*Task to complete:* Examine each line of the data. Copy the line if it includes the word "progetto".

[Interface dataset entries]
BEGIN

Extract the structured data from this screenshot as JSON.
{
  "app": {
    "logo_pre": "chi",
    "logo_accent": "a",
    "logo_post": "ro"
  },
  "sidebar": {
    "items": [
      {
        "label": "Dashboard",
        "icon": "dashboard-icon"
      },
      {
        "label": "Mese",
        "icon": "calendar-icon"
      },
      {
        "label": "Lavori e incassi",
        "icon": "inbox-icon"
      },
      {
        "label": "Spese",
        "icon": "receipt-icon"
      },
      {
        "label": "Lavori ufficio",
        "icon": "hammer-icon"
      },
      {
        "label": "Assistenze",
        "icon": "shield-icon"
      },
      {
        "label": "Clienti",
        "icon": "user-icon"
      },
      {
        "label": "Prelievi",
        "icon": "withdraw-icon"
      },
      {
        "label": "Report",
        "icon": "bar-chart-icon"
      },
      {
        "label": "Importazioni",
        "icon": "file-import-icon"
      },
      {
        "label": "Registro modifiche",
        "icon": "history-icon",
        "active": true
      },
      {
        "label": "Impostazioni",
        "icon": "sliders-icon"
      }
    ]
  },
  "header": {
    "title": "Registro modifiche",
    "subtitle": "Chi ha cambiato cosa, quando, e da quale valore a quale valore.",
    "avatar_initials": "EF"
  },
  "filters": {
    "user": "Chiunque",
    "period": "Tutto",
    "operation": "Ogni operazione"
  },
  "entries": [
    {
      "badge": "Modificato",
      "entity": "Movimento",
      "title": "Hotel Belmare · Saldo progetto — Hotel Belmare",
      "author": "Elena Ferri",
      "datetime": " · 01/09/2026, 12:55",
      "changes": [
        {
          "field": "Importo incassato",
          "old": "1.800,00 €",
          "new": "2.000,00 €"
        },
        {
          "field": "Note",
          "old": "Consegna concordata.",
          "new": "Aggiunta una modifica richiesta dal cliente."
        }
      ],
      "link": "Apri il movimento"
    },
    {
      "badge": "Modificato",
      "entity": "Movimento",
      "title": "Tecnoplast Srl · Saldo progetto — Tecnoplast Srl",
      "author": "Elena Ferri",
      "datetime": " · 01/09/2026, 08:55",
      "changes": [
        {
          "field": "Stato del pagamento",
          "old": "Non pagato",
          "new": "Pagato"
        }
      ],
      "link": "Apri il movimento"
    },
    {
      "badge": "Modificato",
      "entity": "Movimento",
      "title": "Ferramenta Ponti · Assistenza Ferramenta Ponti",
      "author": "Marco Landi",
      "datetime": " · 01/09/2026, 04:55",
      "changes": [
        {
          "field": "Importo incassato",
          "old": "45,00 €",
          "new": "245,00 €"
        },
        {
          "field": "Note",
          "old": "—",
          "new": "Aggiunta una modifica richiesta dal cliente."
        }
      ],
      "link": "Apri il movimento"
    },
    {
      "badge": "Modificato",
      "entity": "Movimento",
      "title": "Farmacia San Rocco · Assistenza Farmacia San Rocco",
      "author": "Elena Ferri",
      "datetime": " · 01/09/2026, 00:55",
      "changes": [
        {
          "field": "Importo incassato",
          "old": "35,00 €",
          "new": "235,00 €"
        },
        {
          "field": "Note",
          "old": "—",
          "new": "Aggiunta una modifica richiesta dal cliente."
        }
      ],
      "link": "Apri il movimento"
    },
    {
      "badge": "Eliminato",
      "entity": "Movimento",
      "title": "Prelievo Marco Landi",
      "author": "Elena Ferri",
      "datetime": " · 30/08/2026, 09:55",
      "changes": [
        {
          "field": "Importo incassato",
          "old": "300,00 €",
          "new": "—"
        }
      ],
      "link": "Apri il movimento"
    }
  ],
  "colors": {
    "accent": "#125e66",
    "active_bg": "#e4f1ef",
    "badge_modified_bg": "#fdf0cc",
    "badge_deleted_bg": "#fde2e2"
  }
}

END

*Answer area:*
      "title": "Hotel Belmare · Saldo progetto — Hotel Belmare",
      "title": "Tecnoplast Srl · Saldo progetto — Tecnoplast Srl",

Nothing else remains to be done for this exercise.